Gyros: “Gyro means ‘to turn’ because usually the meat is prepared on a roll that’s turned,” said Kolendrianos of this meat-on-pita sandwich with tomato, onion, and shredded lettuce. “But the secret of the gyro is that tzatziki sauce, which has strained yogurt, cucumber, lemon juice, olive oil, a little garlic, and sometimes dill. That combination really gives an incredible flavor. The gyro is the Greek equivalent of the hamburger, if we put it in those simple terms, but it is considerably more flavorful.”
Spanakopita: This savory, usually triangular phyllo dough pie is stuffed with feta and spinach. “For vegetarians, this is an ideal offering,” he said.

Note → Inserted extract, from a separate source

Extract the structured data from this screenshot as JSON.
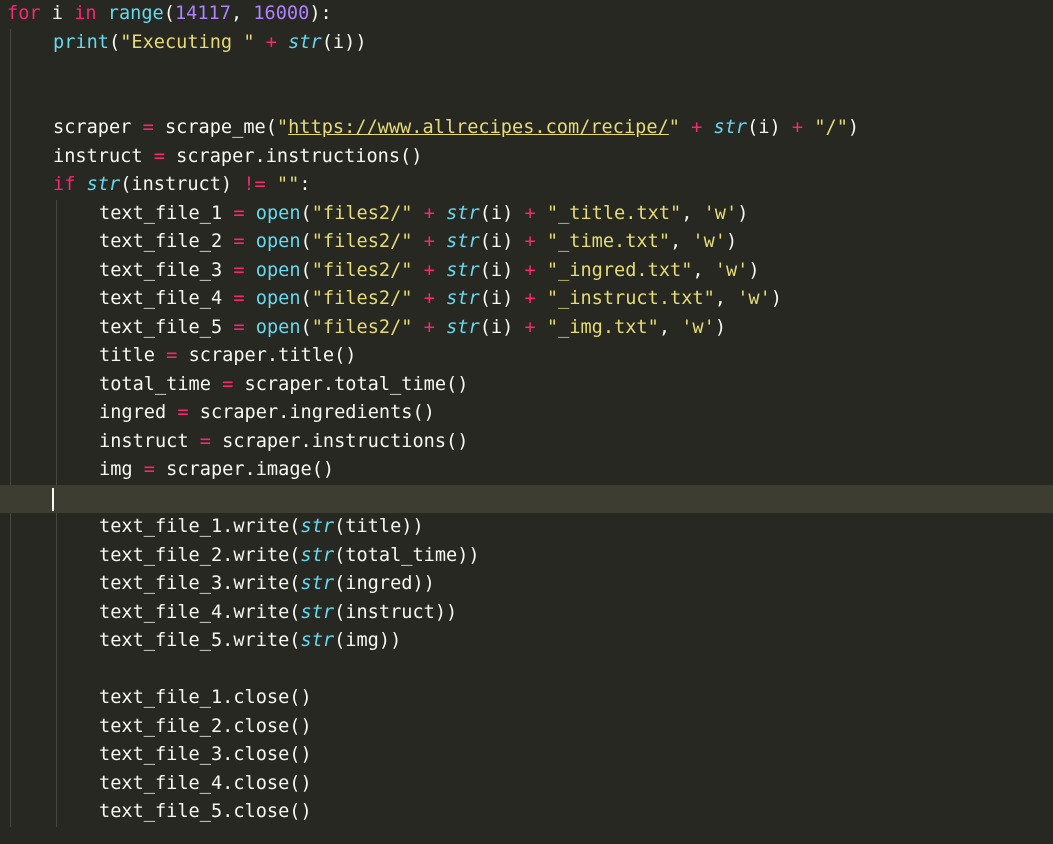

Dolma: These rice-stuffed grape leaves are “are low in calories and high in vitamins with lots of fiber,” said the doc, noting the leaves are harvested earlier in the season when they are tender.

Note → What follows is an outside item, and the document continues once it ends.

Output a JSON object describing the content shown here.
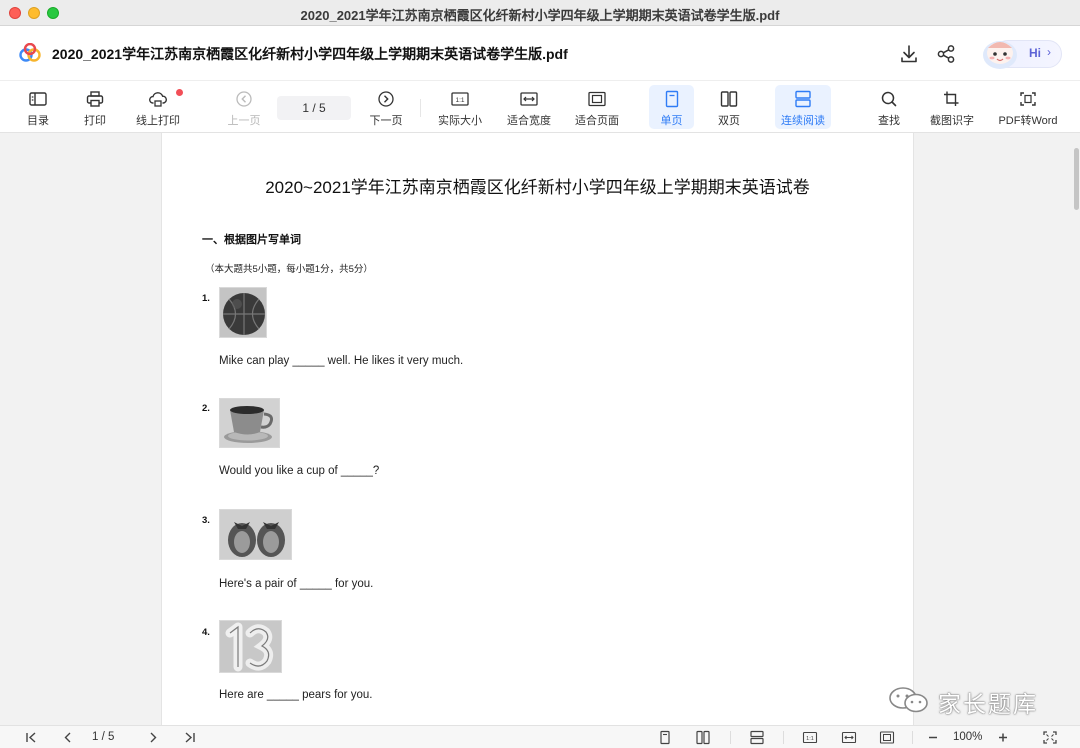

Fakes: This is a vegetable soup based on brown lentils. “It’s a great soup for autumn, with an earthy flavor,” said Kolendrianos.
Baklava: Layers of phyllo dough are stuffed with chopped walnuts and honey in this tooth-stinging treat. The congregants in charge will make 40 to 50 pans of it for the event, working from dawn to near dusk to get it done. “It’s very labor-intensive, but it’s enjoyed very much,” he said.
Loukoumades: These Greek donut holes are covered in honey, cinnamon, and sometimes nuts or seeds. “Loukoumades are making a big dent in baklava!” laughed Kolendrianos.
See the full menu and place your order by October 16 at greekgrabgo.com.